Ukraine also deserves a positive response from Europe, and this response should correspond to the extremely important Orange Revolution factor. Ukrainian society should also bear in mind the political context in which the European Union will have to make its decision. The EU is currently scared of its own boldness, I mean the bold decisions that it adopted during the Orange Revolution. It is very astonished by the changes in Ukraine and within Ukrainian society, whose resistance led to concrete results. Ukraine must now translate its political declarations into the language of practical actions; you must declare a program and then proceed to carry it out, thus reaffirming the Ukrainian hope for EU membership.
Yuri KOCHUBEI, president, Ukrainian Foreign Policy Society:
Ukraine should neither pressure nor ask the European Union to accept it as a European country. We’re in Europe anyway, so the point is our formal membership in the EU. And we have certain criteria to meet in order to obtain it. If we measure up, Ukraine will be in a position to knock on Europe’s doors, saying ‘It’s high time you made us a full-fledged member of the European community of nations.’ Therefore, our efforts should focus on developing a true market economy and democracy. We must also demonstrate our respect for European values. In other words, there is much work to be done at home. Also, diplomatic efforts must remain on the agenda- and not only in Brussels. After all, the issue of Ukraine’s EU membership won’t be resolved by bureaucrats but by the EU member countries. So the primary crucial task facing Ukrainian diplomatic missions is to win as many allies as possible, so we can have not just Poland and Lithuania on our side but France and Germany, in view of the latter’s considerable influence on the European Union and what these countries could do to promote the Ukrainian membership idea. This is an important matter for both diplomats and the mass media; the latter should provide more coverage of these issues to make sure that Ukrainian society is fully prepared for the referendum, if and when.

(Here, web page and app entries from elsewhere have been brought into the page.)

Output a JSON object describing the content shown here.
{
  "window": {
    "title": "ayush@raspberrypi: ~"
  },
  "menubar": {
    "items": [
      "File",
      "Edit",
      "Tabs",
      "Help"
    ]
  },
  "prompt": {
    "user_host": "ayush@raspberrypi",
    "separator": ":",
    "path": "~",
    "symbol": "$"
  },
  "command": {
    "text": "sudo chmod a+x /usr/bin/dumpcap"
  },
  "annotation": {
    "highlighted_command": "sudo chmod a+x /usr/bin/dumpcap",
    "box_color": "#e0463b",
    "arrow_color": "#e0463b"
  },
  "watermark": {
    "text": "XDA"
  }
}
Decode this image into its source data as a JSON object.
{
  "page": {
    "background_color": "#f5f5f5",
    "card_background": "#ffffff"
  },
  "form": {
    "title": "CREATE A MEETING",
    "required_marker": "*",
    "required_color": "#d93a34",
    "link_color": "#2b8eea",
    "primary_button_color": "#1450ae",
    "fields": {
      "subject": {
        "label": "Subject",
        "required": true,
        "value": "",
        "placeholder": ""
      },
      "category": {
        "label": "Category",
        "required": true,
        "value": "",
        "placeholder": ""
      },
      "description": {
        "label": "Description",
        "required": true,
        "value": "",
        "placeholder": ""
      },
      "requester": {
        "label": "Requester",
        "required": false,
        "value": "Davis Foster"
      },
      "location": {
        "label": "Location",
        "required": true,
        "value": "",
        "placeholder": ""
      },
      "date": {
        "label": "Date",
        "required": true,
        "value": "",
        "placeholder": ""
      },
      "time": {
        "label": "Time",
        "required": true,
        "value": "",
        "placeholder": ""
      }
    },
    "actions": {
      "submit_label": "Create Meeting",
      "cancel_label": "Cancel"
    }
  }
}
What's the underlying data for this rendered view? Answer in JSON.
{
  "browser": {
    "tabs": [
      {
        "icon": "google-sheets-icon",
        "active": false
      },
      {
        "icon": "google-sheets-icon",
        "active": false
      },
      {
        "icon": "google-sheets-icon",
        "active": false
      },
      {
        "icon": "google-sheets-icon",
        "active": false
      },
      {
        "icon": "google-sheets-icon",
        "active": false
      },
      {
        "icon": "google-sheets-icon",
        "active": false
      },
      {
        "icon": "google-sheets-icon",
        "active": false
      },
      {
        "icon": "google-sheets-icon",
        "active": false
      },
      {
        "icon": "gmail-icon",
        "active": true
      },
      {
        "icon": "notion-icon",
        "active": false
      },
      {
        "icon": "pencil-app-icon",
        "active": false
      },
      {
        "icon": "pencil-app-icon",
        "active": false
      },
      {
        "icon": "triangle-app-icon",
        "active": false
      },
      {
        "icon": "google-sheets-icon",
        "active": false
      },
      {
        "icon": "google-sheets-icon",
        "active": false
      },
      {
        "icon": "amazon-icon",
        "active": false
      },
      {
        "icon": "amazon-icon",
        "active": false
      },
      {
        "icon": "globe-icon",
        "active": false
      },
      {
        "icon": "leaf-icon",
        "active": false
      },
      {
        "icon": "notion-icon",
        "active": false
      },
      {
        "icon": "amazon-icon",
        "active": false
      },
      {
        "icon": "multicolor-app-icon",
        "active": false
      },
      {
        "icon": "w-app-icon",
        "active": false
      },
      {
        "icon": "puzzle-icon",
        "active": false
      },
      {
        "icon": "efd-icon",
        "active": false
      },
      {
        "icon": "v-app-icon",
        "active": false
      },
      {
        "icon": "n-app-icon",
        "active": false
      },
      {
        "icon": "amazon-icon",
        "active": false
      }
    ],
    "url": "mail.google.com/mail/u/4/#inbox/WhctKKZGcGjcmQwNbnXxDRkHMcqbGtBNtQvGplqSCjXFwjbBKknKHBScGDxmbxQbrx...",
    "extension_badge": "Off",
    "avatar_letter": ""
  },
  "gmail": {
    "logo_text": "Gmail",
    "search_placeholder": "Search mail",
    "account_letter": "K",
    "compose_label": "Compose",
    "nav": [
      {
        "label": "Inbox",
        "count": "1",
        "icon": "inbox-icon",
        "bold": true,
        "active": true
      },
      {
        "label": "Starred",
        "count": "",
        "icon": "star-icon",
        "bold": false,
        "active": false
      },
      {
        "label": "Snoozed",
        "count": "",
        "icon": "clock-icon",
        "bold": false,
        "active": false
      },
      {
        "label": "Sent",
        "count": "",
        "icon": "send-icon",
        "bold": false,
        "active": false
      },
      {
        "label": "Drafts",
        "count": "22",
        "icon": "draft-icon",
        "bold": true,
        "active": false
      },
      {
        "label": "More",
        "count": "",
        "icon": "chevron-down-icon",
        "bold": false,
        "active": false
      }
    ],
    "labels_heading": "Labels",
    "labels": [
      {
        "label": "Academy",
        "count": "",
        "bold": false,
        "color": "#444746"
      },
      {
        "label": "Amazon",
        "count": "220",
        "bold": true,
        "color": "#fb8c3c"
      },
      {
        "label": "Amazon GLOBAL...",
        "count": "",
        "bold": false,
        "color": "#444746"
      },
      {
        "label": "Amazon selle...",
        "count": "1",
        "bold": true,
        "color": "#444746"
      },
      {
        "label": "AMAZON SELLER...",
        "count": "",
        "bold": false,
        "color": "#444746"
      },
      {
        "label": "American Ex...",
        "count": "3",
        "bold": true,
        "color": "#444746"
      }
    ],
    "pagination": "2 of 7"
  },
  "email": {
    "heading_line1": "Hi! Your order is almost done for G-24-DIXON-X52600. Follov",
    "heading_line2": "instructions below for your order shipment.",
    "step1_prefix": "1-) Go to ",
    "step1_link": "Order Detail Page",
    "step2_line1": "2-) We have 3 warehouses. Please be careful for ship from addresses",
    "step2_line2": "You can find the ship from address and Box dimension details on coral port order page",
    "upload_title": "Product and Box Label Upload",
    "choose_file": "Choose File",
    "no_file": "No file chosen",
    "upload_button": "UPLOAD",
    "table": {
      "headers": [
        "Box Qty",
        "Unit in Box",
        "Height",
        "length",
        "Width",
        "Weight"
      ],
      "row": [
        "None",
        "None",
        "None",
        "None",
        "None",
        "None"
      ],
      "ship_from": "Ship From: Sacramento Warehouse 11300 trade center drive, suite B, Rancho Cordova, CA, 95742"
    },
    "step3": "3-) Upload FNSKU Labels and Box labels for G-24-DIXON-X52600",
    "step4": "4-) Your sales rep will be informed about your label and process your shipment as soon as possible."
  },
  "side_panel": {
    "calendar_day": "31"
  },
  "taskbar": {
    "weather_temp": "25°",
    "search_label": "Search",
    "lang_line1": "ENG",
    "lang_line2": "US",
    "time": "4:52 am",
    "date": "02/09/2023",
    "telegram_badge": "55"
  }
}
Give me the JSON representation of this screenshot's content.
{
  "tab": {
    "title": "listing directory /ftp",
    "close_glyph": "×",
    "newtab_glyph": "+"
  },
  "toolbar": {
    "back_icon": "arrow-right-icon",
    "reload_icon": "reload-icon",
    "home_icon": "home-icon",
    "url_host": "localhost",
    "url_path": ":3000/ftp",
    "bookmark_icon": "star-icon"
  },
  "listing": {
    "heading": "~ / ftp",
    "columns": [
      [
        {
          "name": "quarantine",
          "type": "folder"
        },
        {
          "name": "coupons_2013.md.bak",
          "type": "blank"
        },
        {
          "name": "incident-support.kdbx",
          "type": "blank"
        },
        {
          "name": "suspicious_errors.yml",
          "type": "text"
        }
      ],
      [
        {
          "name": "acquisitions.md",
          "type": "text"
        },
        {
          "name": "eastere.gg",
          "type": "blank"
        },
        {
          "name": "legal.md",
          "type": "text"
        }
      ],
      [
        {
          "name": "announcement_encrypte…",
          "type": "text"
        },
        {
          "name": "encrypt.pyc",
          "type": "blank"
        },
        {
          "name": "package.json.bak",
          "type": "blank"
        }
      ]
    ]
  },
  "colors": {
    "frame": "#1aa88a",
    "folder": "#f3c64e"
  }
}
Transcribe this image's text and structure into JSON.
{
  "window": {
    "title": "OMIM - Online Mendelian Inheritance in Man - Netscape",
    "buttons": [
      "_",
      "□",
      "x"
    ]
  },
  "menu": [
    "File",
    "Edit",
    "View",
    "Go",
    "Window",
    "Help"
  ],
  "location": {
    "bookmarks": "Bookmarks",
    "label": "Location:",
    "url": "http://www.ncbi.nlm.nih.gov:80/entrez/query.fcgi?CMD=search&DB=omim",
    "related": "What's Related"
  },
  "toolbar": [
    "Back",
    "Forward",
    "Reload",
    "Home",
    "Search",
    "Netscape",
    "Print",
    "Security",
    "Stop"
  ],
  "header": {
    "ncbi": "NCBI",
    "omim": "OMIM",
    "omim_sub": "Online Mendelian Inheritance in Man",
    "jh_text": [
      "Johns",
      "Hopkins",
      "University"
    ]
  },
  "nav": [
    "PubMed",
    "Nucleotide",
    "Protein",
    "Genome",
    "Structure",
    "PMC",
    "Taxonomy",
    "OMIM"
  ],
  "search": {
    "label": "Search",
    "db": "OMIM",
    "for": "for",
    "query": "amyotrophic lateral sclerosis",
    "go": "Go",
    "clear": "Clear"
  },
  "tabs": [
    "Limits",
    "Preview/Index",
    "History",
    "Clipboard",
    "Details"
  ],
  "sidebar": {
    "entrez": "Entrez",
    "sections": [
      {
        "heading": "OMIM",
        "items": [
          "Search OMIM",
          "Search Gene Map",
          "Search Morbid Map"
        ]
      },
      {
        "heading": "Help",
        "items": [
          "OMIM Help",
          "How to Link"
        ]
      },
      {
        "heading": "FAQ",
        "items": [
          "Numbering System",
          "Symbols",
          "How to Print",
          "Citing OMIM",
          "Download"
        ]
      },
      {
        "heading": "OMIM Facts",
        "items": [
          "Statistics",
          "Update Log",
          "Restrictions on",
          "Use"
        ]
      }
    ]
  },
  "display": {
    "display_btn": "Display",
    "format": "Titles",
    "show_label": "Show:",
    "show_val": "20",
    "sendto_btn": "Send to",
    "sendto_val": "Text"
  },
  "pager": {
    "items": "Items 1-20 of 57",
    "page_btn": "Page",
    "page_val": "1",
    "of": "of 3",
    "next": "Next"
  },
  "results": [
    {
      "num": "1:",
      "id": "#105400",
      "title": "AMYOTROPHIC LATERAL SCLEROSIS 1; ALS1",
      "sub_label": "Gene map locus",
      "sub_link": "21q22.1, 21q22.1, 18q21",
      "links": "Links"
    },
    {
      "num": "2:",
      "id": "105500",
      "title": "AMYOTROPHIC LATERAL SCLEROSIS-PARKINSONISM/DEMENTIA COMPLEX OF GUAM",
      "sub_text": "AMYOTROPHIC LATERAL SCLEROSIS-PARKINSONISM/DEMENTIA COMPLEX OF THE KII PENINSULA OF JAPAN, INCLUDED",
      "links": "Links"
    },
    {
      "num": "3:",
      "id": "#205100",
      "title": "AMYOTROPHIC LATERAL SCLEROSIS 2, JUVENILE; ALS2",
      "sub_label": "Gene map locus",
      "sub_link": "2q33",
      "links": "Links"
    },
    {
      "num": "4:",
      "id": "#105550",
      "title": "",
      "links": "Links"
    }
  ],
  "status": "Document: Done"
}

Nevertheless, the European Union must give a definite positive reply to Ukraine and the sooner the better: that after meeting certain obligations, Ukraine will become a member of the Union. This decision is crucially important for us. We are prepared to hear it, if not tomorrow, then sometime in the nearest future. It’s true that Brussels has noticeably changed its tone vis-З-vis Ukraine: witness the amendments to the Ukraine-EU Action Plan. Even though the European Union has said nothing new, the attitude of the EU countries to Ukraine has definitely changed for the better.